I Dreamed a Dream finds Ms. Boyle casting about for some kind of musical identity. Is she the husky-voiced, regretful chanteuse of "Cry Me a River?" The fresh-faced, pure-hearted choir girl of "How Great Thou Art?" The operatic Broadway ham of the title track? No, no and no. But that’s okay; we don’t want her to forge an artistic identity. We won’t even let her be Susan Boyle, whoever that actually is. She’s a totem; a patsy; a mirror.

She’s the quintessence of modern celebrity: for better of for worse, Susan Boyle is you and me.

Monday, January 11, 2010

Tuesday, January 5, 2010

Big Eyes Family Players: Warm Room

Warm Room begins with a loose harmony of strings, violins and cellos, as picturesquely ominous as a deep forest on a winter night. Before long the lovely, fluttering melodies are overwhelmed, almost subsumed by a loud, atonal bass drone. The prettiness is in the background -- the centerpiece of the song is that bass note, a changeless hum that forces you to struggle to make out the fragile prettiness underneath.

That's the tension that makes The Big Eyes Family Players so interesting: the graceful richness of classical composition and the haunted simplicity of folk music rub uncomfortably against their avant-garde tendencies, their resistance to melodic resolution, their urge towards oddness and difficulty.
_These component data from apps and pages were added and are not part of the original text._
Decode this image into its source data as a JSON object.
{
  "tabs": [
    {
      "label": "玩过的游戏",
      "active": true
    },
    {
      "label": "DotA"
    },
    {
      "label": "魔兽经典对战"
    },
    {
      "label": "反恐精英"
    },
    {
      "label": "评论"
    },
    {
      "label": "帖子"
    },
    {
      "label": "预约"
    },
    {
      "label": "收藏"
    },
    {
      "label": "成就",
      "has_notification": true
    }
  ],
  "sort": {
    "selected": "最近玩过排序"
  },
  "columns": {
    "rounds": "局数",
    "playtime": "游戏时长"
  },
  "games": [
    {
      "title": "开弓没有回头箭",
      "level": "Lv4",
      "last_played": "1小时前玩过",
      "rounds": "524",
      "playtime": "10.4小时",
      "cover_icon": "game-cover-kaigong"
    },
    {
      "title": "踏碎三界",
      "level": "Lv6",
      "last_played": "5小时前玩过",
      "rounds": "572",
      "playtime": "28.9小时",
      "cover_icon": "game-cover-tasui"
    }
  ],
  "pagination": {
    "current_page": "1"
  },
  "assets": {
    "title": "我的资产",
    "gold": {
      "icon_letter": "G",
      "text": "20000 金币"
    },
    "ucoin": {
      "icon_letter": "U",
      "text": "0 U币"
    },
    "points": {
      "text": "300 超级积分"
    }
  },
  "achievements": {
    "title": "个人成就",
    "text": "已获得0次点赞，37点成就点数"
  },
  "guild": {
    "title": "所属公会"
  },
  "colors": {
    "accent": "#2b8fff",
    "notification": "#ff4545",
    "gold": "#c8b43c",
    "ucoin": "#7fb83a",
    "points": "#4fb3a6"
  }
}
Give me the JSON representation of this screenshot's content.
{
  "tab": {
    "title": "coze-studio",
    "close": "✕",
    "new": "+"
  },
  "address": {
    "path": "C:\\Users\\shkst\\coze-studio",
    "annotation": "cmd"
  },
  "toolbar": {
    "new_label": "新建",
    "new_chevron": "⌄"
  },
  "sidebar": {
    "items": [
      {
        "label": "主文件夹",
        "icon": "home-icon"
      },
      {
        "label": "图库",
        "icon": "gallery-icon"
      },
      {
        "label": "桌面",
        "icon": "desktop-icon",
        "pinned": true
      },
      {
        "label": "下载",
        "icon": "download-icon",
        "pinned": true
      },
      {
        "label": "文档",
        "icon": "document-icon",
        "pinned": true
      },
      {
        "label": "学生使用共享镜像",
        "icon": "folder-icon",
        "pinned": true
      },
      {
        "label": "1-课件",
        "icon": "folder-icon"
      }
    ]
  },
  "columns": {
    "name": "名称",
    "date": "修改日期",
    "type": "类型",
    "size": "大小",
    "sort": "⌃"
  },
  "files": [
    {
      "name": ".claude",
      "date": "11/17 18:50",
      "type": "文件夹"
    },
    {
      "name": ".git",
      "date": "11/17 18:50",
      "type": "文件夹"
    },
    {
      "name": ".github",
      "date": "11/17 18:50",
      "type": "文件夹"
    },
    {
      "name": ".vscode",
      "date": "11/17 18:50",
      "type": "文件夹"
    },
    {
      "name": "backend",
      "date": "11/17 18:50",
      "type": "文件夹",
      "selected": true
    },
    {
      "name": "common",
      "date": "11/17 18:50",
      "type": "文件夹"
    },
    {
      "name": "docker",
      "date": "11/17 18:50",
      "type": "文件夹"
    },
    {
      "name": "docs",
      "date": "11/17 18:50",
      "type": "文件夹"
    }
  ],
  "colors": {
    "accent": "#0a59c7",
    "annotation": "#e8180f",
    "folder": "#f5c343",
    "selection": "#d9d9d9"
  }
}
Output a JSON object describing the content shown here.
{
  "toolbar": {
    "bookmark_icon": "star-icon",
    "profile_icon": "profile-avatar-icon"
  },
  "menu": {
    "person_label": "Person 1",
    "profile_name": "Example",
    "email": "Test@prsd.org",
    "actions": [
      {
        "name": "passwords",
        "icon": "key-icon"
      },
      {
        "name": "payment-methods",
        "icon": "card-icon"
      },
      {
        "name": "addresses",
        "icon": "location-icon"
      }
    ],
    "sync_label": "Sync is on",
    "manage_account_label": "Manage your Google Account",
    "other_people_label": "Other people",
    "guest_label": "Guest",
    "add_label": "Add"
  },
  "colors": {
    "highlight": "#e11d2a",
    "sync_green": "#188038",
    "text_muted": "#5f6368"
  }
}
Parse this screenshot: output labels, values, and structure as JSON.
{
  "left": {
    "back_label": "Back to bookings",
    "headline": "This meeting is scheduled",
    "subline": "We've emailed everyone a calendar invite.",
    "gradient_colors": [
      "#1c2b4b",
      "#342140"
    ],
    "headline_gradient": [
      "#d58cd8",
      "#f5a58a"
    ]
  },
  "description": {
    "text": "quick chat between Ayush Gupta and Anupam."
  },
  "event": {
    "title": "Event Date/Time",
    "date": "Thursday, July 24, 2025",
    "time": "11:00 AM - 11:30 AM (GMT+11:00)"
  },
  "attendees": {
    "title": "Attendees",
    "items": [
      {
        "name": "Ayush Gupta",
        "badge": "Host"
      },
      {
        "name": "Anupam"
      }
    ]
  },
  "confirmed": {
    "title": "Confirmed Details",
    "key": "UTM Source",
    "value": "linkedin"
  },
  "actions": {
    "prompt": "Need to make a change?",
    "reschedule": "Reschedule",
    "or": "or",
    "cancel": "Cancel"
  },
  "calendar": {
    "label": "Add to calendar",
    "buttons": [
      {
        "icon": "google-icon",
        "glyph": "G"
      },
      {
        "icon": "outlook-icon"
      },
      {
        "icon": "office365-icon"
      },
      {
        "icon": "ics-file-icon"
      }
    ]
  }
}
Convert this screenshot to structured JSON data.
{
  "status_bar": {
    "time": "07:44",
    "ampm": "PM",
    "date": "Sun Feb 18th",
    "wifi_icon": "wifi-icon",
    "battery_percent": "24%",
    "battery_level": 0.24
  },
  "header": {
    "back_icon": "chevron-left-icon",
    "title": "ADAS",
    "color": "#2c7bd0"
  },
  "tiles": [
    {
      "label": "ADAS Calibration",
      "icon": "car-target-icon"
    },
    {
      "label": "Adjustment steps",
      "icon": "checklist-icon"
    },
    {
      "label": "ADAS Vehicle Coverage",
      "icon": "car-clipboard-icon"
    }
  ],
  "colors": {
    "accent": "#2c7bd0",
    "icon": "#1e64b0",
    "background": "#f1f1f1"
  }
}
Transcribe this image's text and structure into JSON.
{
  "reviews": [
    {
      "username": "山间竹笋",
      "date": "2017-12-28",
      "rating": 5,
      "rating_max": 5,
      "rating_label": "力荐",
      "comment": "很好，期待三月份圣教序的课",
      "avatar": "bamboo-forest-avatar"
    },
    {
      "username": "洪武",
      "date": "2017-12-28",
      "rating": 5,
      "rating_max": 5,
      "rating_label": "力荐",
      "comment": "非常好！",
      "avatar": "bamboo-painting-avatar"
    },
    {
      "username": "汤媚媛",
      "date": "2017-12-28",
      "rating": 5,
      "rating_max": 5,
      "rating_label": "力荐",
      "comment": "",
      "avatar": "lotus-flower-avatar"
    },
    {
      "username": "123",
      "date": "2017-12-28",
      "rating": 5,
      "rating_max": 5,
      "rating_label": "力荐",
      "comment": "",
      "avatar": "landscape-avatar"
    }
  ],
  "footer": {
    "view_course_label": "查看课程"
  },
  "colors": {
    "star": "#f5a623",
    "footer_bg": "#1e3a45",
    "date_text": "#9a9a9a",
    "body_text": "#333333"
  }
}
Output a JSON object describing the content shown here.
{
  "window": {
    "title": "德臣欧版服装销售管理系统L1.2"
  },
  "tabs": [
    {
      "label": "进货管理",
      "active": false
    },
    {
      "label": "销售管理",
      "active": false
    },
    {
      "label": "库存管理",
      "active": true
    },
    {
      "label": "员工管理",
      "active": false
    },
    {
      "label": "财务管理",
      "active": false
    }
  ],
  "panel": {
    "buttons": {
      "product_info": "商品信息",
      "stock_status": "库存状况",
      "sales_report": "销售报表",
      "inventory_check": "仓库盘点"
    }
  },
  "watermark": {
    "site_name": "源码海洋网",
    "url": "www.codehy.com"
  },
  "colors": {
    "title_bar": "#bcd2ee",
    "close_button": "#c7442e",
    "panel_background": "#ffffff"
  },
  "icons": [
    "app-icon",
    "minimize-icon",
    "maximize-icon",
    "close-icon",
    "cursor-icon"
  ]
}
They bury their best melodies deep in the mix, under hypnotic cracked harmonies and restless, knotty discord.

It’s an interesting and unusual technique, and it makes for some spectrally memorable moments, as when anxious drums ascend the chiming, sitar-like guitar scaffold of "A Lick and a Promise," or when frozen triplets from a distant piano ring through the cavernous “Woodenwheel.” Ultimately, though, I’m not quite sure what this music is for – it’s too odd and dissonant to sound good in the background, but it’s too simple and repetitive to reward careful listening. More than anything it sounds like the score for a very strange movie, something fantastical and discomfiting, maybe by Jan Svankmajer, or Guillermo Del Toro in a languorously stoned mood. Maybe, in fact, the best use of the record is as something to fall asleep to, an eerie adult lullaby; despite all of its experimentation the record is quite soothing, and its lush empty spaces seem to invite visions and dreams at once uncanny, grotesque and beautiful.